Directions:
Write the entries out again in full and unchanged, dropping every image.

● ● ● ●

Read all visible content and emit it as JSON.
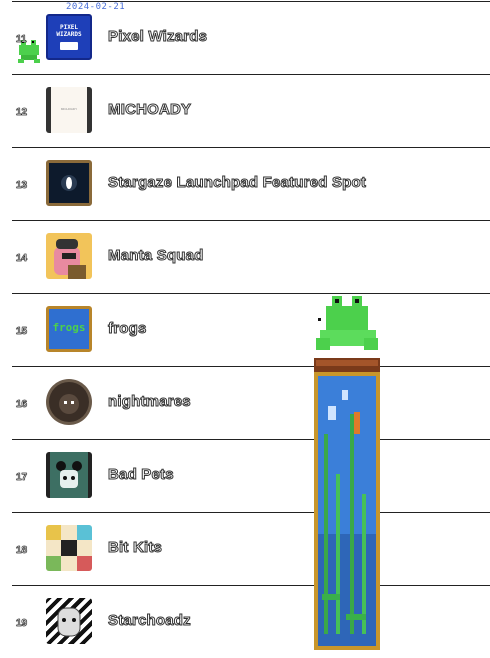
{
  "stamp": "2024-02-21",
  "rows": [
    {
      "rank": "11",
      "name": "Pixel Wizards",
      "thumb_text": "PIXEL WIZARDS"
    },
    {
      "rank": "12",
      "name": "MICHOADY",
      "thumb_text": "MICHOADY"
    },
    {
      "rank": "13",
      "name": "Stargaze Launchpad Featured Spot"
    },
    {
      "rank": "14",
      "name": "Manta Squad"
    },
    {
      "rank": "15",
      "name": "frogs",
      "thumb_text": "frogs"
    },
    {
      "rank": "16",
      "name": "nightmares"
    },
    {
      "rank": "17",
      "name": "Bad Pets"
    },
    {
      "rank": "18",
      "name": "Bit Kits"
    },
    {
      "rank": "19",
      "name": "Starchoadz"
    }
  ],
  "colors": {
    "accent": "#2a5fd6",
    "frog": "#4cd04c",
    "banner_water": "#3b7fd9",
    "banner_frame": "#c8962b"
  },
  "icons": {
    "mascot": "frog-icon",
    "banner": "frogs-banner"
  }
}
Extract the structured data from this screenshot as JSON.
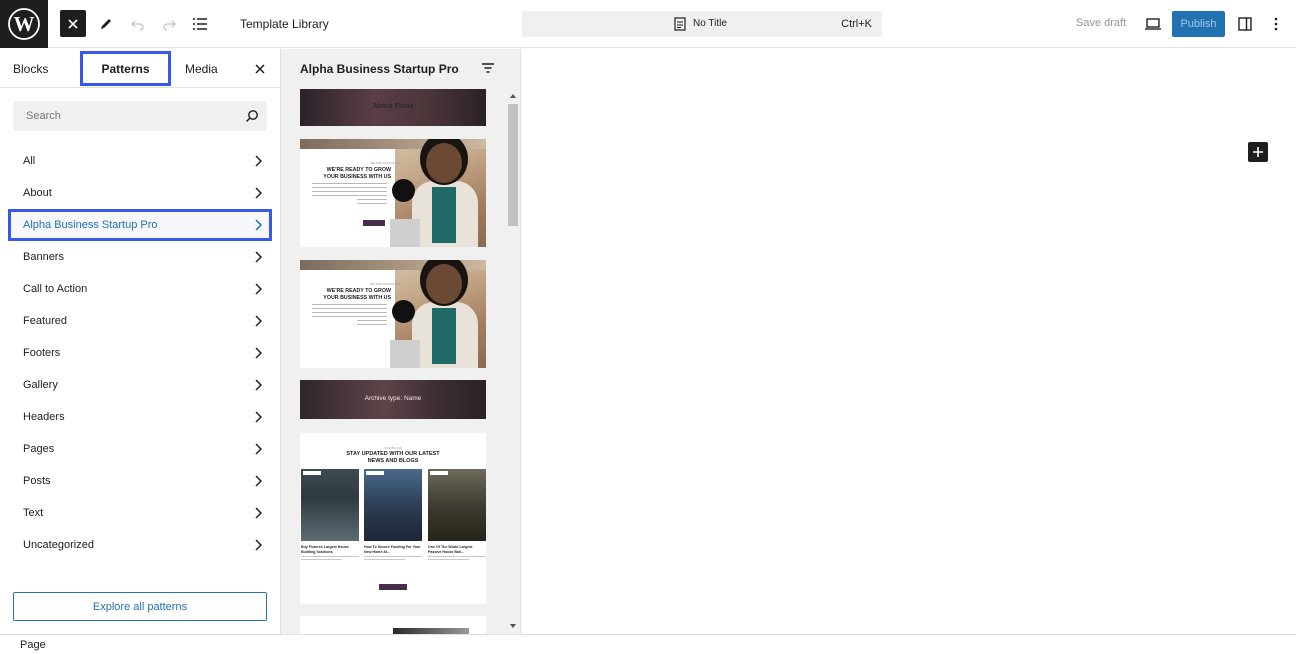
{
  "topbar": {
    "title": "Template Library",
    "command_title": "No Title",
    "command_shortcut": "Ctrl+K",
    "save_draft": "Save draft",
    "publish": "Publish"
  },
  "inserter": {
    "tabs": [
      {
        "label": "Blocks"
      },
      {
        "label": "Patterns",
        "selected": true
      },
      {
        "label": "Media"
      }
    ],
    "search_placeholder": "Search",
    "categories": [
      {
        "label": "All"
      },
      {
        "label": "About"
      },
      {
        "label": "Alpha Business Startup Pro",
        "selected": true
      },
      {
        "label": "Banners"
      },
      {
        "label": "Call to Action"
      },
      {
        "label": "Featured"
      },
      {
        "label": "Footers"
      },
      {
        "label": "Gallery"
      },
      {
        "label": "Headers"
      },
      {
        "label": "Pages"
      },
      {
        "label": "Posts"
      },
      {
        "label": "Text"
      },
      {
        "label": "Uncategorized"
      }
    ],
    "explore_button": "Explore all patterns"
  },
  "patterns_panel": {
    "title": "Alpha Business Startup Pro",
    "previews": {
      "header_label": "About Fiona",
      "hero_kicker": "WE ARE PASSIONATE",
      "hero_headline": "WE'RE READY TO GROW YOUR BUSINESS WITH US",
      "archive_label": "Archive type: Name",
      "blog_kicker": "OUR BLOGS",
      "blog_headline": "STAY UPDATED WITH OUR LATEST NEWS AND BLOGS",
      "posts": [
        {
          "title": "Buy Fixtures Largest House Building Solutions"
        },
        {
          "title": "How To Secure Funding For Your New Home At..."
        },
        {
          "title": "One Of The World Largest Passive House Buil..."
        }
      ]
    }
  },
  "footer": {
    "breadcrumb": "Page"
  },
  "colors": {
    "accent": "#3858e9",
    "link": "#2271b1",
    "dark": "#1e1e1e"
  }
}
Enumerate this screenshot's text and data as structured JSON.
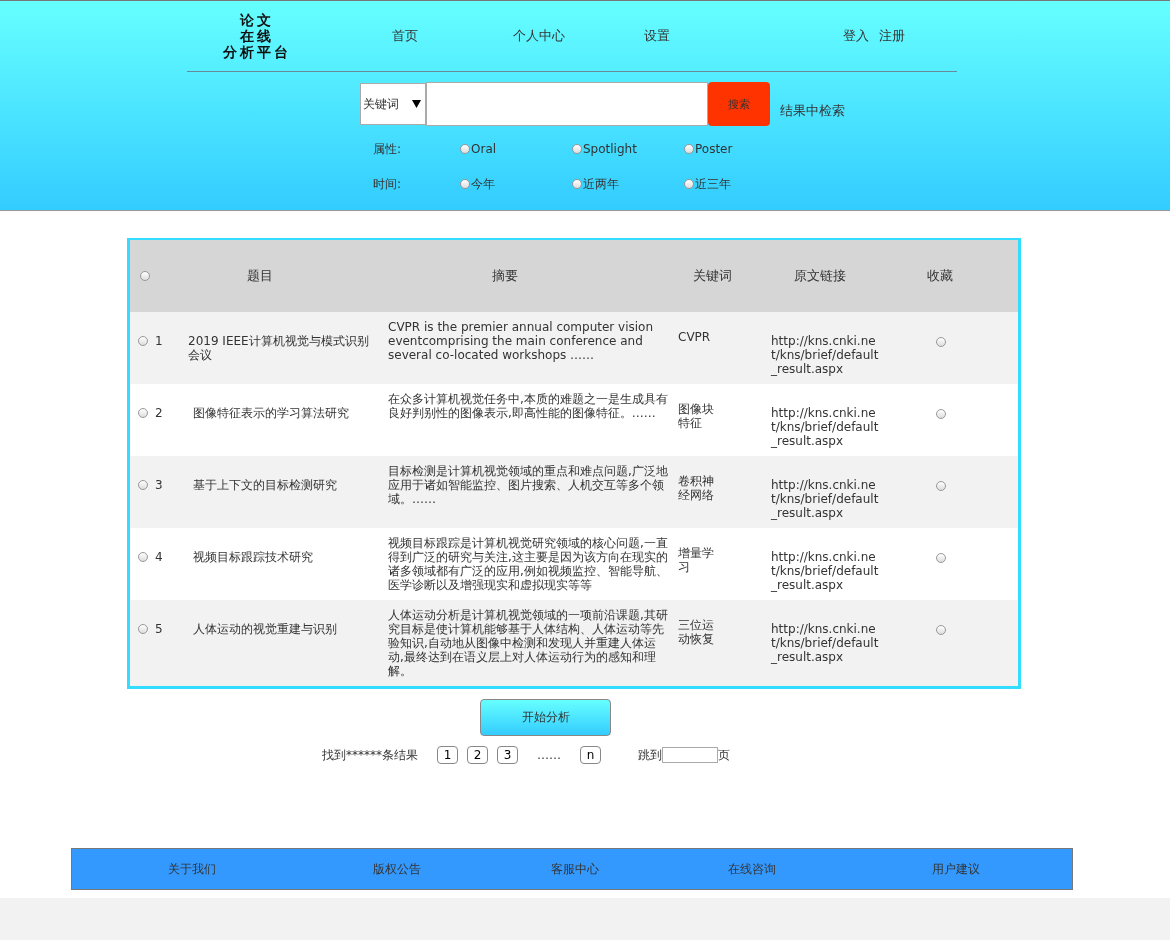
{
  "logo": {
    "lines": [
      "论文",
      "在线",
      "分析平台"
    ]
  },
  "nav": {
    "items": [
      "首页",
      "个人中心",
      "设置"
    ],
    "auth": [
      "登入",
      "注册"
    ]
  },
  "search": {
    "field_type": "关键词",
    "button": "搜索",
    "in_results": "结果中检索"
  },
  "filters": [
    {
      "label": "属性:",
      "options": [
        {
          "label": "Oral",
          "selected": false
        },
        {
          "label": "Spotlight",
          "selected": false
        },
        {
          "label": "Poster",
          "selected": false
        }
      ]
    },
    {
      "label": "时间:",
      "options": [
        {
          "label": "今年",
          "selected": false
        },
        {
          "label": "近两年",
          "selected": false
        },
        {
          "label": "近三年",
          "selected": false
        }
      ]
    }
  ],
  "table": {
    "select_all": false,
    "columns": [
      "题目",
      "摘要",
      "关键词",
      "原文链接",
      "收藏"
    ],
    "rows": [
      {
        "selected": false,
        "index": "1",
        "title": "2019 IEEE计算机视觉与模式识别会议",
        "abstract": "CVPR is the premier annual computer vision eventcomprising the main conference and several co-located workshops ……",
        "keywords": "CVPR",
        "link": "http://kns.cnki.net/kns/brief/default_result.aspx",
        "favorited": false
      },
      {
        "selected": false,
        "index": "2",
        "title": "图像特征表示的学习算法研究",
        "abstract": "在众多计算机视觉任务中,本质的难题之一是生成具有良好判别性的图像表示,即高性能的图像特征。……",
        "keywords": "图像块特征",
        "link": "http://kns.cnki.net/kns/brief/default_result.aspx",
        "favorited": false
      },
      {
        "selected": false,
        "index": "3",
        "title": "基于上下文的目标检测研究",
        "abstract": "目标检测是计算机视觉领域的重点和难点问题,广泛地应用于诸如智能监控、图片搜索、人机交互等多个领域。……",
        "keywords": "卷积神经网络",
        "link": "http://kns.cnki.net/kns/brief/default_result.aspx",
        "favorited": false
      },
      {
        "selected": false,
        "index": "4",
        "title": "视频目标跟踪技术研究",
        "abstract": "视频目标跟踪是计算机视觉研究领域的核心问题,一直得到广泛的研究与关注,这主要是因为该方向在现实的诸多领域都有广泛的应用,例如视频监控、智能导航、医学诊断以及增强现实和虚拟现实等等",
        "keywords": "增量学习",
        "link": "http://kns.cnki.net/kns/brief/default_result.aspx",
        "favorited": false
      },
      {
        "selected": false,
        "index": "5",
        "title": "人体运动的视觉重建与识别",
        "abstract": "人体运动分析是计算机视觉领域的一项前沿课题,其研究目标是使计算机能够基于人体结构、人体运动等先验知识,自动地从图像中检测和发现人并重建人体运动,最终达到在语义层上对人体运动行为的感知和理解。",
        "keywords": "三位运动恢复",
        "link": "http://kns.cnki.net/kns/brief/default_result.aspx",
        "favorited": false
      }
    ]
  },
  "analyze_button": "开始分析",
  "pagination": {
    "found": "找到******条结果",
    "pages": [
      "1",
      "2",
      "3"
    ],
    "ellipsis": "……",
    "last": "n",
    "jump_label": "跳到",
    "jump_suffix": "页"
  },
  "footer": [
    "关于我们",
    "版权公告",
    "客服中心",
    "在线咨询",
    "用户建议"
  ]
}
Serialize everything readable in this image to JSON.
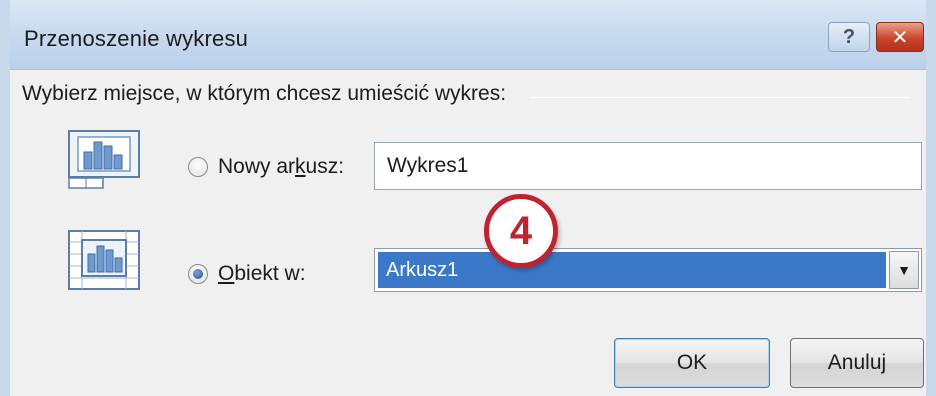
{
  "window": {
    "title": "Przenoszenie wykresu",
    "help_label": "?",
    "close_label": "✕"
  },
  "instruction": "Wybierz miejsce, w którym chcesz umieścić wykres:",
  "options": {
    "new_sheet": {
      "label_pre": "Nowy ar",
      "label_accel": "k",
      "label_post": "usz:",
      "selected": false,
      "value": "Wykres1"
    },
    "object_in": {
      "label_pre": "",
      "label_accel": "O",
      "label_post": "biekt w:",
      "selected": true,
      "value": "Arkusz1"
    }
  },
  "step_badge": "4",
  "buttons": {
    "ok": "OK",
    "cancel": "Anuluj"
  },
  "icons": {
    "new_sheet": "chart-sheet-icon",
    "object_in": "embedded-chart-icon",
    "dropdown": "dropdown-arrow-icon"
  },
  "colors": {
    "selection": "#3c78c8",
    "badge": "#c0222e",
    "close": "#c9452b",
    "titlebar": "#c6d8ee"
  }
}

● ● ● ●

Problem solution:
Read all visible content and emit it as JSON.
{
  "stamp": "2024-02-21",
  "rows": [
    {
      "rank": "11",
      "name": "Pixel Wizards",
      "thumb_text": "PIXEL WIZARDS"
    },
    {
      "rank": "12",
      "name": "MICHOADY",
      "thumb_text": "MICHOADY"
    },
    {
      "rank": "13",
      "name": "Stargaze Launchpad Featured Spot"
    },
    {
      "rank": "14",
      "name": "Manta Squad"
    },
    {
      "rank": "15",
      "name": "frogs",
      "thumb_text": "frogs"
    },
    {
      "rank": "16",
      "name": "nightmares"
    },
    {
      "rank": "17",
      "name": "Bad Pets"
    },
    {
      "rank": "18",
      "name": "Bit Kits"
    },
    {
      "rank": "19",
      "name": "Starchoadz"
    }
  ],
  "colors": {
    "accent": "#2a5fd6",
    "frog": "#4cd04c",
    "banner_water": "#3b7fd9",
    "banner_frame": "#c8962b"
  },
  "icons": {
    "mascot": "frog-icon",
    "banner": "frogs-banner"
  }
}
Extract the structured data from this screenshot as JSON.
{
  "topbar": {
    "title": "Template Library",
    "command_title": "No Title",
    "command_shortcut": "Ctrl+K",
    "save_draft": "Save draft",
    "publish": "Publish"
  },
  "inserter": {
    "tabs": [
      {
        "label": "Blocks"
      },
      {
        "label": "Patterns",
        "selected": true
      },
      {
        "label": "Media"
      }
    ],
    "search_placeholder": "Search",
    "categories": [
      {
        "label": "All"
      },
      {
        "label": "About"
      },
      {
        "label": "Alpha Business Startup Pro",
        "selected": true
      },
      {
        "label": "Banners"
      },
      {
        "label": "Call to Action"
      },
      {
        "label": "Featured"
      },
      {
        "label": "Footers"
      },
      {
        "label": "Gallery"
      },
      {
        "label": "Headers"
      },
      {
        "label": "Pages"
      },
      {
        "label": "Posts"
      },
      {
        "label": "Text"
      },
      {
        "label": "Uncategorized"
      }
    ],
    "explore_button": "Explore all patterns"
  },
  "patterns_panel": {
    "title": "Alpha Business Startup Pro",
    "previews": {
      "header_label": "About Fiona",
      "hero_kicker": "WE ARE PASSIONATE",
      "hero_headline": "WE'RE READY TO GROW YOUR BUSINESS WITH US",
      "archive_label": "Archive type: Name",
      "blog_kicker": "OUR BLOGS",
      "blog_headline": "STAY UPDATED WITH OUR LATEST NEWS AND BLOGS",
      "posts": [
        {
          "title": "Buy Fixtures Largest House Building Solutions"
        },
        {
          "title": "How To Secure Funding For Your New Home At..."
        },
        {
          "title": "One Of The World Largest Passive House Buil..."
        }
      ]
    }
  },
  "footer": {
    "breadcrumb": "Page"
  },
  "colors": {
    "accent": "#3858e9",
    "link": "#2271b1",
    "dark": "#1e1e1e"
  }
}
Enumerate this screenshot's text and data as structured JSON.
{
  "logo": {
    "lines": [
      "论文",
      "在线",
      "分析平台"
    ]
  },
  "nav": {
    "items": [
      "首页",
      "个人中心",
      "设置"
    ],
    "auth": [
      "登入",
      "注册"
    ]
  },
  "search": {
    "field_type": "关键词",
    "button": "搜索",
    "in_results": "结果中检索"
  },
  "filters": [
    {
      "label": "属性:",
      "options": [
        {
          "label": "Oral",
          "selected": false
        },
        {
          "label": "Spotlight",
          "selected": false
        },
        {
          "label": "Poster",
          "selected": false
        }
      ]
    },
    {
      "label": "时间:",
      "options": [
        {
          "label": "今年",
          "selected": false
        },
        {
          "label": "近两年",
          "selected": false
        },
        {
          "label": "近三年",
          "selected": false
        }
      ]
    }
  ],
  "table": {
    "select_all": false,
    "columns": [
      "题目",
      "摘要",
      "关键词",
      "原文链接",
      "收藏"
    ],
    "rows": [
      {
        "selected": false,
        "index": "1",
        "title": "2019 IEEE计算机视觉与模式识别会议",
        "abstract": "CVPR is the premier annual computer vision eventcomprising the main conference and several co-located workshops ……",
        "keywords": "CVPR",
        "link": "http://kns.cnki.net/kns/brief/default_result.aspx",
        "favorited": false
      },
      {
        "selected": false,
        "index": "2",
        "title": "图像特征表示的学习算法研究",
        "abstract": "在众多计算机视觉任务中,本质的难题之一是生成具有良好判别性的图像表示,即高性能的图像特征。……",
        "keywords": "图像块特征",
        "link": "http://kns.cnki.net/kns/brief/default_result.aspx",
        "favorited": false
      },
      {
        "selected": false,
        "index": "3",
        "title": "基于上下文的目标检测研究",
        "abstract": "目标检测是计算机视觉领域的重点和难点问题,广泛地应用于诸如智能监控、图片搜索、人机交互等多个领域。……",
        "keywords": "卷积神经网络",
        "link": "http://kns.cnki.net/kns/brief/default_result.aspx",
        "favorited": false
      },
      {
        "selected": false,
        "index": "4",
        "title": "视频目标跟踪技术研究",
        "abstract": "视频目标跟踪是计算机视觉研究领域的核心问题,一直得到广泛的研究与关注,这主要是因为该方向在现实的诸多领域都有广泛的应用,例如视频监控、智能导航、医学诊断以及增强现实和虚拟现实等等",
        "keywords": "增量学习",
        "link": "http://kns.cnki.net/kns/brief/default_result.aspx",
        "favorited": false
      },
      {
        "selected": false,
        "index": "5",
        "title": "人体运动的视觉重建与识别",
        "abstract": "人体运动分析是计算机视觉领域的一项前沿课题,其研究目标是使计算机能够基于人体结构、人体运动等先验知识,自动地从图像中检测和发现人并重建人体运动,最终达到在语义层上对人体运动行为的感知和理解。",
        "keywords": "三位运动恢复",
        "link": "http://kns.cnki.net/kns/brief/default_result.aspx",
        "favorited": false
      }
    ]
  },
  "analyze_button": "开始分析",
  "pagination": {
    "found": "找到******条结果",
    "pages": [
      "1",
      "2",
      "3"
    ],
    "ellipsis": "……",
    "last": "n",
    "jump_label": "跳到",
    "jump_suffix": "页"
  },
  "footer": [
    "关于我们",
    "版权公告",
    "客服中心",
    "在线咨询",
    "用户建议"
  ]
}
Serialize everything readable in this image to JSON.
{
  "window": {
    "title": "Przenoszenie wykresu",
    "help_label": "?",
    "close_label": "✕"
  },
  "instruction": "Wybierz miejsce, w którym chcesz umieścić wykres:",
  "options": {
    "new_sheet": {
      "label_pre": "Nowy ar",
      "label_accel": "k",
      "label_post": "usz:",
      "selected": false,
      "value": "Wykres1"
    },
    "object_in": {
      "label_pre": "",
      "label_accel": "O",
      "label_post": "biekt w:",
      "selected": true,
      "value": "Arkusz1"
    }
  },
  "step_badge": "4",
  "buttons": {
    "ok": "OK",
    "cancel": "Anuluj"
  },
  "icons": {
    "new_sheet": "chart-sheet-icon",
    "object_in": "embedded-chart-icon",
    "dropdown": "dropdown-arrow-icon"
  },
  "colors": {
    "selection": "#3c78c8",
    "badge": "#c0222e",
    "close": "#c9452b",
    "titlebar": "#c6d8ee"
  }
}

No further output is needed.